Colin Flaherty, author of White Girl Bleed a Lot, has produced a YouTube video of recordings from a police scanner in Ferguson, demonstrating how law enforcement was overwhelmed and scrambling to address the black mob violence. The police can be heard describing gun shots, even fired at police headquarters; multiple calls for help; burglaries in progress; and stores and police cars being set on fire.
At one point, police can be heard describing retreats from certain areas of Ferguson, citing “officer safety” issues. In other words, the mobs were more “militarized” than the police.
Film footage of the destruction and violence is bad enough. But what Flaherty has put together shows how the mobs were in charge of Ferguson and had more manpower and firepower than the police.
Flaherty wonders if all the talk about the alleged “militarization” of police led Missouri’s Democratic Governor Jay Nixon to deliberately let the looting and riots continue without an effective response or challenge. According to this theory, Nixon didn’t want the police or National Guard to look like they were overpowering the mob.
If so, the media bear some of the blame here, too. As we noted from the beginning of the Michael Brown case, our media had talked incessantly about the “militarized” police being the problem in Ferguson. But when the riots actually took place, the police were outgunned and outmanned.
It’s difficult to see how the media could have done a worse job of covering this anti-police violence.
If the past is any guide, the media will keep Ferguson smoldering while providing more face time for the agitators.

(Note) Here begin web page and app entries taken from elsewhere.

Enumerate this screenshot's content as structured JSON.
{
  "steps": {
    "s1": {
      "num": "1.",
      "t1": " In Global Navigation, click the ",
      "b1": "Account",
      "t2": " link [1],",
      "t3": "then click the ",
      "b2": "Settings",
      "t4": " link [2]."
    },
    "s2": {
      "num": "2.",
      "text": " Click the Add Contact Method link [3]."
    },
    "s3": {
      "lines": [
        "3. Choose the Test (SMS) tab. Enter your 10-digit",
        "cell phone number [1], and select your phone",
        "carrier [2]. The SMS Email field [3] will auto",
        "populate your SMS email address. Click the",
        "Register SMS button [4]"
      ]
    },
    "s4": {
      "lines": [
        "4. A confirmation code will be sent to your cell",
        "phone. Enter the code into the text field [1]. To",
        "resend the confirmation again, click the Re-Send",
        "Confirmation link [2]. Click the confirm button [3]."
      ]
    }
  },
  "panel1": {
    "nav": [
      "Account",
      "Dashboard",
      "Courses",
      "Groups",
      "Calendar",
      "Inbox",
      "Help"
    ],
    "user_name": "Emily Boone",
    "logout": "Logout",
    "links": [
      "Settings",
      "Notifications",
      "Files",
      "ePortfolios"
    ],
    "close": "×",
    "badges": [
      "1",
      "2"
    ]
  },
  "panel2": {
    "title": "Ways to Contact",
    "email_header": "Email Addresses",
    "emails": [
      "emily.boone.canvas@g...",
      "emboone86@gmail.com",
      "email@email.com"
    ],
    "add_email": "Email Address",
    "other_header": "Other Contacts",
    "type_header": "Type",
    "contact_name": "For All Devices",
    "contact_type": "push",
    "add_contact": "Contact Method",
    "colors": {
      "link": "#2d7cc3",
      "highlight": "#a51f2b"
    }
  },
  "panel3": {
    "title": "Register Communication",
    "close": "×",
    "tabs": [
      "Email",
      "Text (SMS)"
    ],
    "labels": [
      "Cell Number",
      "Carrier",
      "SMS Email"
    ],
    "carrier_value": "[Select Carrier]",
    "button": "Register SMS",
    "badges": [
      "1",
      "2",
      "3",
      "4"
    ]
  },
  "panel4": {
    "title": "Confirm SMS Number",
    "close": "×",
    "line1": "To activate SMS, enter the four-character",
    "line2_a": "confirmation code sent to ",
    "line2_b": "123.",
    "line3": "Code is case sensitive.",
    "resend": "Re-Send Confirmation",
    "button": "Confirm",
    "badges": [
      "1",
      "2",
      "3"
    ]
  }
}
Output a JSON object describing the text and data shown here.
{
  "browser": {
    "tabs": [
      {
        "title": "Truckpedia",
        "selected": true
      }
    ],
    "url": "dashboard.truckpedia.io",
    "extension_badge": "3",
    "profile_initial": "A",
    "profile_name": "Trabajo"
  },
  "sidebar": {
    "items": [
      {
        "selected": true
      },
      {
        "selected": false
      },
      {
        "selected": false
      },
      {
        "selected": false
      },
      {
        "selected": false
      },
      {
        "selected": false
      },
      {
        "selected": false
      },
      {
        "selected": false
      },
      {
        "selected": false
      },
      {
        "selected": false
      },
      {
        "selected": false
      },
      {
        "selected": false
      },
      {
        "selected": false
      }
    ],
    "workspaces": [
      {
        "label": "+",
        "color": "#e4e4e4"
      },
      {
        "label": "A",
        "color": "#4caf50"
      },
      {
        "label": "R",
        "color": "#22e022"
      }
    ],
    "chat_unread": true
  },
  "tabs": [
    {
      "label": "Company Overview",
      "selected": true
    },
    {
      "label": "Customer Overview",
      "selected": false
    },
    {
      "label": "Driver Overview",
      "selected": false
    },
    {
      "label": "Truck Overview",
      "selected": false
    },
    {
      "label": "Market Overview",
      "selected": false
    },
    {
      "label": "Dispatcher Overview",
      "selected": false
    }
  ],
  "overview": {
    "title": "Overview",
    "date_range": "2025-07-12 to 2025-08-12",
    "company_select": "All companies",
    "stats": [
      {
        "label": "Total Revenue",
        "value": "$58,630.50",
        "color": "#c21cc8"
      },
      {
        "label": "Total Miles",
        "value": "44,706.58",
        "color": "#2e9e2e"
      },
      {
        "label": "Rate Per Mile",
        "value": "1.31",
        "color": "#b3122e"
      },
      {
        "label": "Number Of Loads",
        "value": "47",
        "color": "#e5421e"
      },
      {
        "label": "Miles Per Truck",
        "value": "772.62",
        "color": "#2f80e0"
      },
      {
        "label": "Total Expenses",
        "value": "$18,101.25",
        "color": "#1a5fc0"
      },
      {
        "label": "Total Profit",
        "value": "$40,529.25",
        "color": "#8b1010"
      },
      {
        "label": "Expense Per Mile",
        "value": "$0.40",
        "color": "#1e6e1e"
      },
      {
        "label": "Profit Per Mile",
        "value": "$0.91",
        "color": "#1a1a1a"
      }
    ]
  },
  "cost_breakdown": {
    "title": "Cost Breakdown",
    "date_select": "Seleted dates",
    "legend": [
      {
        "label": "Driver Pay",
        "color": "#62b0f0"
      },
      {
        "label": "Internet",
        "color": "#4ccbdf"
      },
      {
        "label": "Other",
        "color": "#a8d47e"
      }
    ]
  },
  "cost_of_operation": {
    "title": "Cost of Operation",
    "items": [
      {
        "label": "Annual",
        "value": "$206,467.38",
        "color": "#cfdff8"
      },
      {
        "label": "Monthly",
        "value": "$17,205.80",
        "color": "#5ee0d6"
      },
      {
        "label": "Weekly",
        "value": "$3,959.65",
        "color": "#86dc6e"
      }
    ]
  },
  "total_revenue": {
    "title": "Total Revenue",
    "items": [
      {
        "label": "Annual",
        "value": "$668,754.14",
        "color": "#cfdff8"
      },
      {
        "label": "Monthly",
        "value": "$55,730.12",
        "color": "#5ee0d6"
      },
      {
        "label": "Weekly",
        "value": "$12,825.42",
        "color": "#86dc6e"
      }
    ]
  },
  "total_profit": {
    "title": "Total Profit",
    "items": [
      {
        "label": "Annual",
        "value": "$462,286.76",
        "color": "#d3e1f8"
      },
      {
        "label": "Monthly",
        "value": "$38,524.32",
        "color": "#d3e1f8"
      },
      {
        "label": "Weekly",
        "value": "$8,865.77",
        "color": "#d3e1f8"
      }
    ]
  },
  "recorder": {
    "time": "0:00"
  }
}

Then they might move on to another case in which they can try to blame police for alleged misconduct.
Almost on cue, CNN is now focusing on a pending decision in an incident involving a large black man resisting arrest that the media have labeled the “chokehold death” case in New York City.
The issues they won’t address include the problem of black violence—specifically black-on-white violence—and drug use and family breakdown in the black community.